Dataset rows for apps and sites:
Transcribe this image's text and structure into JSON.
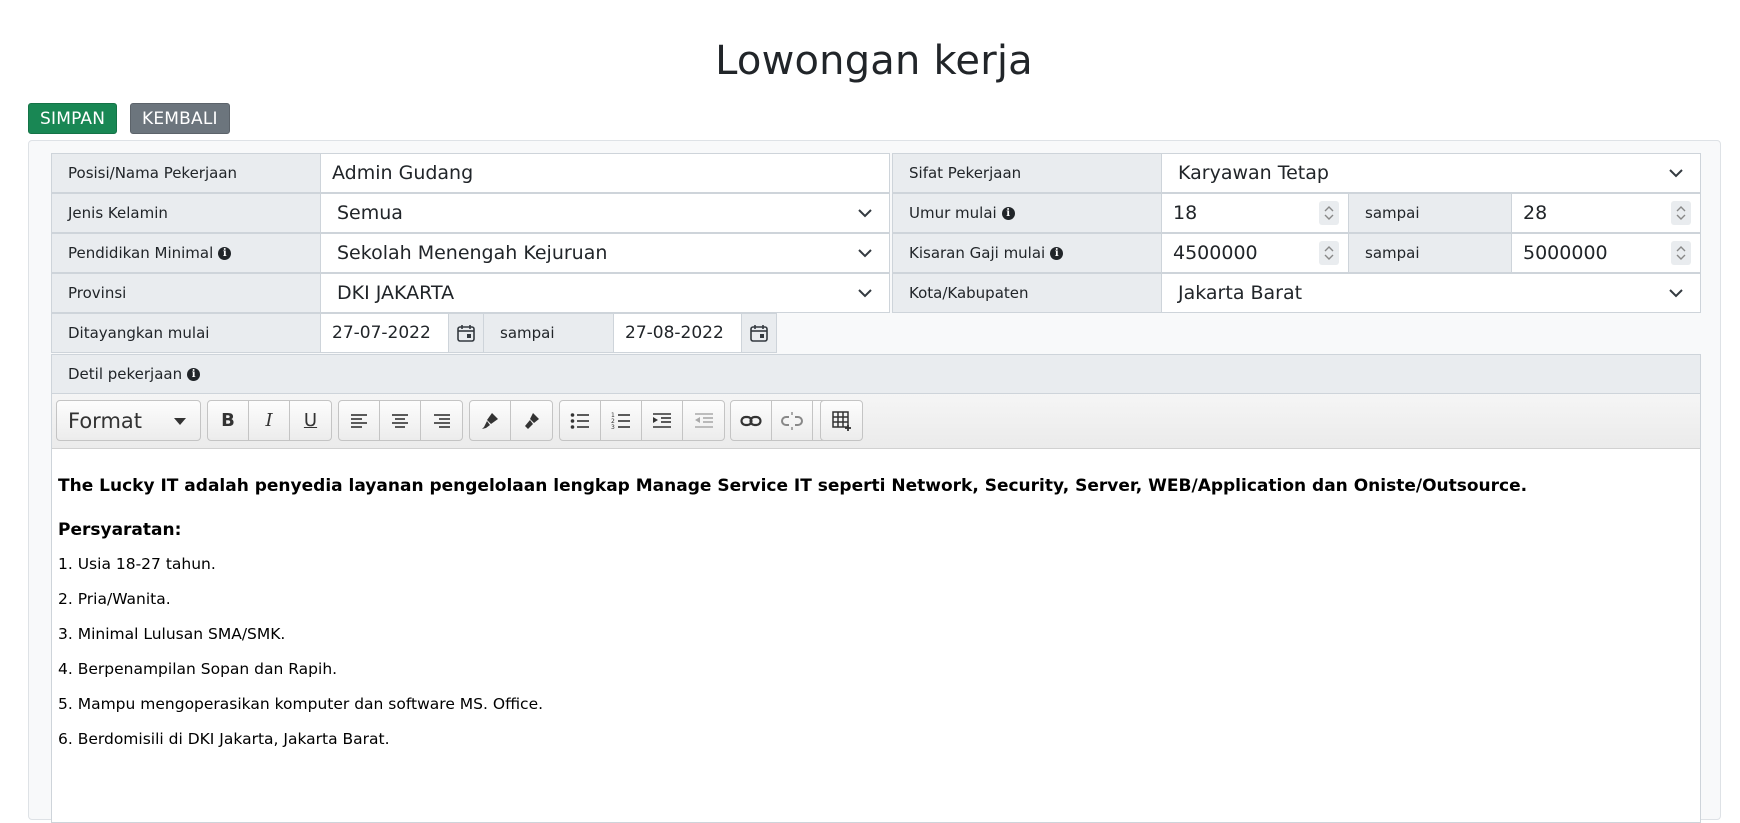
{
  "page": {
    "title": "Lowongan kerja"
  },
  "actions": {
    "save_label": "SIMPAN",
    "back_label": "KEMBALI",
    "save_color": "#198754",
    "back_color": "#6c757d"
  },
  "form": {
    "position": {
      "label": "Posisi/Nama Pekerjaan",
      "value": "Admin Gudang"
    },
    "job_type": {
      "label": "Sifat Pekerjaan",
      "value": "Karyawan Tetap"
    },
    "gender": {
      "label": "Jenis Kelamin",
      "value": "Semua"
    },
    "age": {
      "label": "Umur mulai",
      "from": "18",
      "to_label": "sampai",
      "to": "28"
    },
    "education": {
      "label": "Pendidikan Minimal",
      "value": "Sekolah Menengah Kejuruan"
    },
    "salary": {
      "label": "Kisaran Gaji mulai",
      "from": "4500000",
      "to_label": "sampai",
      "to": "5000000"
    },
    "province": {
      "label": "Provinsi",
      "value": "DKI JAKARTA"
    },
    "city": {
      "label": "Kota/Kabupaten",
      "value": "Jakarta Barat"
    },
    "published": {
      "label": "Ditayangkan mulai",
      "from": "27-07-2022",
      "to_label": "sampai",
      "to": "27-08-2022"
    },
    "detail": {
      "label": "Detil pekerjaan"
    }
  },
  "editor": {
    "format_label": "Format",
    "toolbar_icons": [
      "bold-icon",
      "italic-icon",
      "underline-icon",
      "align-left-icon",
      "align-center-icon",
      "align-right-icon",
      "paint-format-icon",
      "clear-format-icon",
      "bullet-list-icon",
      "numbered-list-icon",
      "indent-icon",
      "outdent-icon",
      "link-icon",
      "unlink-icon",
      "image-icon",
      "table-icon"
    ],
    "bold_label": "B",
    "italic_label": "I",
    "underline_label": "U",
    "intro": "The Lucky IT adalah penyedia layanan pengelolaan lengkap Manage Service IT seperti Network, Security, Server, WEB/Application dan Oniste/Outsource.",
    "requirements_title": "Persyaratan:",
    "requirements": [
      "1. Usia 18-27 tahun.",
      "2. Pria/Wanita.",
      "3. Minimal Lulusan SMA/SMK.",
      "4. Berpenampilan Sopan dan Rapih.",
      "5. Mampu mengoperasikan komputer dan software MS. Office.",
      "6. Berdomisili di DKI Jakarta, Jakarta Barat."
    ]
  }
}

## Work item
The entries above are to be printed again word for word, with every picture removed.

## Answer box
Transcribe this image's text and structure into JSON.
{
  "page": {
    "title": "Lowongan kerja"
  },
  "actions": {
    "save_label": "SIMPAN",
    "back_label": "KEMBALI",
    "save_color": "#198754",
    "back_color": "#6c757d"
  },
  "form": {
    "position": {
      "label": "Posisi/Nama Pekerjaan",
      "value": "Admin Gudang"
    },
    "job_type": {
      "label": "Sifat Pekerjaan",
      "value": "Karyawan Tetap"
    },
    "gender": {
      "label": "Jenis Kelamin",
      "value": "Semua"
    },
    "age": {
      "label": "Umur mulai",
      "from": "18",
      "to_label": "sampai",
      "to": "28"
    },
    "education": {
      "label": "Pendidikan Minimal",
      "value": "Sekolah Menengah Kejuruan"
    },
    "salary": {
      "label": "Kisaran Gaji mulai",
      "from": "4500000",
      "to_label": "sampai",
      "to": "5000000"
    },
    "province": {
      "label": "Provinsi",
      "value": "DKI JAKARTA"
    },
    "city": {
      "label": "Kota/Kabupaten",
      "value": "Jakarta Barat"
    },
    "published": {
      "label": "Ditayangkan mulai",
      "from": "27-07-2022",
      "to_label": "sampai",
      "to": "27-08-2022"
    },
    "detail": {
      "label": "Detil pekerjaan"
    }
  },
  "editor": {
    "format_label": "Format",
    "toolbar_icons": [
      "bold-icon",
      "italic-icon",
      "underline-icon",
      "align-left-icon",
      "align-center-icon",
      "align-right-icon",
      "paint-format-icon",
      "clear-format-icon",
      "bullet-list-icon",
      "numbered-list-icon",
      "indent-icon",
      "outdent-icon",
      "link-icon",
      "unlink-icon",
      "image-icon",
      "table-icon"
    ],
    "bold_label": "B",
    "italic_label": "I",
    "underline_label": "U",
    "intro": "The Lucky IT adalah penyedia layanan pengelolaan lengkap Manage Service IT seperti Network, Security, Server, WEB/Application dan Oniste/Outsource.",
    "requirements_title": "Persyaratan:",
    "requirements": [
      "1. Usia 18-27 tahun.",
      "2. Pria/Wanita.",
      "3. Minimal Lulusan SMA/SMK.",
      "4. Berpenampilan Sopan dan Rapih.",
      "5. Mampu mengoperasikan komputer dan software MS. Office.",
      "6. Berdomisili di DKI Jakarta, Jakarta Barat."
    ]
  }
}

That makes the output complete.